While these are made of wood and other materials typical of loudspeakers, I don’t notice them except when they stop working. No one bothers to say anything about them aesthetically. They are a sad, but necessary part of my home sound system. Fortunately, there is a whole world of speaker design out there that will surprise you.

My intention for writing this blog post is to show you the amazing speakers that an old friend of my husband’s, Ian Schneller, created. Not only are these speakers beautiful to look at, but they have been written about and praised by audiophiles the world over.

Big Horn Speakers by Ian Schneller

When I met Ian in the early nineties, he was in the legendary Chicago band Shrimp Boat with a few of our other friends. While still a band member, Ian started Specimen Products on Archer Avenue where he made his own guitars and audio equipment. He loved using found materials and incorporated the D.I.Y. (do-it-yourself) aesthetic in ways that made everything he did wonderfully odd. Even the horn speakers seen here are made from old newsprint and dryer lint — very Ian. Andrew Bird, the musician, was one of his clients and later they became collaborators in the project Sonic Arboretum. After so many years of working in relative obscurity, it is great to see Ian’s work and genius recognized at last.

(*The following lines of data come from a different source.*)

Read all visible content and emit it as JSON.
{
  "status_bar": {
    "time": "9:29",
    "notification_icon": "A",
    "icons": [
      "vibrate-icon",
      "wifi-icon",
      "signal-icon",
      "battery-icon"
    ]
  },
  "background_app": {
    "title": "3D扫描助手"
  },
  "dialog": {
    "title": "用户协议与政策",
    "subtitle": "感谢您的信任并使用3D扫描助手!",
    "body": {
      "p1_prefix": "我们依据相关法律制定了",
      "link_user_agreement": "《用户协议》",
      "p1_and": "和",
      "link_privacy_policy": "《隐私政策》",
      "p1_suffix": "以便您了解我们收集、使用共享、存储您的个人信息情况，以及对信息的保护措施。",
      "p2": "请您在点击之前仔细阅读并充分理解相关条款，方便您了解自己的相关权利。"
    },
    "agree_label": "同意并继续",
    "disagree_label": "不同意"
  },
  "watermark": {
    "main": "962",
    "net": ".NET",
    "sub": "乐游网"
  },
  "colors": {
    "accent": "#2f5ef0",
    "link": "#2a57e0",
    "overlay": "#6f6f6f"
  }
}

Sonic Arboretum at MCA in Chicago

Sonic Arboretum is a collaboration between composer / violinist Andrew Bird and sculptor / inventor Ian Schneller. It is a sonic installation consisting of a “forest” of plant-shaped audio horn speakers powered by custom-made tube amplifiers. These speakers and amps serve as a compositional garden for Bird who creates new site-specific compositions that play continuously as visitors meander and follow the music’s lead.Sonic Arboretum debuted at the Guggenheim Museum in 2010 and was exhibited at The Museum of Contemporary Art in Chicago in December of 2011.

Andrew Bird and Ian Schneller’s Sonic Arboretum from MCA Chicago on Vimeo.

Audiophilia Anyone?

To get into the mind of an audiophile, I suggest the podcast Unbelievablesounds.com. It not only makes the listener understand why this podcaster geeks out about recorded musical sound, but the reviewer also illustrates his words with a collection of music that spans many decades and genres. You will leave your earphones feeling smarter and ready to download old songs you had forgotten and new songs you can’t wait to hear again.